§ **Information shown**

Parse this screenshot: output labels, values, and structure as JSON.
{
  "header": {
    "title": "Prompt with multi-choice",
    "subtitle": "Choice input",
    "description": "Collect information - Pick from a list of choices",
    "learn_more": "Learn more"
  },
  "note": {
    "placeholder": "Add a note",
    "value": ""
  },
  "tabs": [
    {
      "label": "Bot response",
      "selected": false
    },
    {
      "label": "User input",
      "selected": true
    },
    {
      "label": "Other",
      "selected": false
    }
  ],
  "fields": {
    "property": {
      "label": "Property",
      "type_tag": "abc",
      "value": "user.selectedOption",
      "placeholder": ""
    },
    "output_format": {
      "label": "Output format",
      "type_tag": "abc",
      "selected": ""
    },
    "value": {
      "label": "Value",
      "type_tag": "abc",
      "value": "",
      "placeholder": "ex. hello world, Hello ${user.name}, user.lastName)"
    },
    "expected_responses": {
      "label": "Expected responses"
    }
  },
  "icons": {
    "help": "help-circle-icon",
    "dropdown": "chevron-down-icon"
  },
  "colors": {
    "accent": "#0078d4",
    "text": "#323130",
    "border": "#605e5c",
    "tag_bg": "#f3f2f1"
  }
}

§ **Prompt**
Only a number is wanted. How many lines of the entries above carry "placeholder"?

§ **Answer space**
3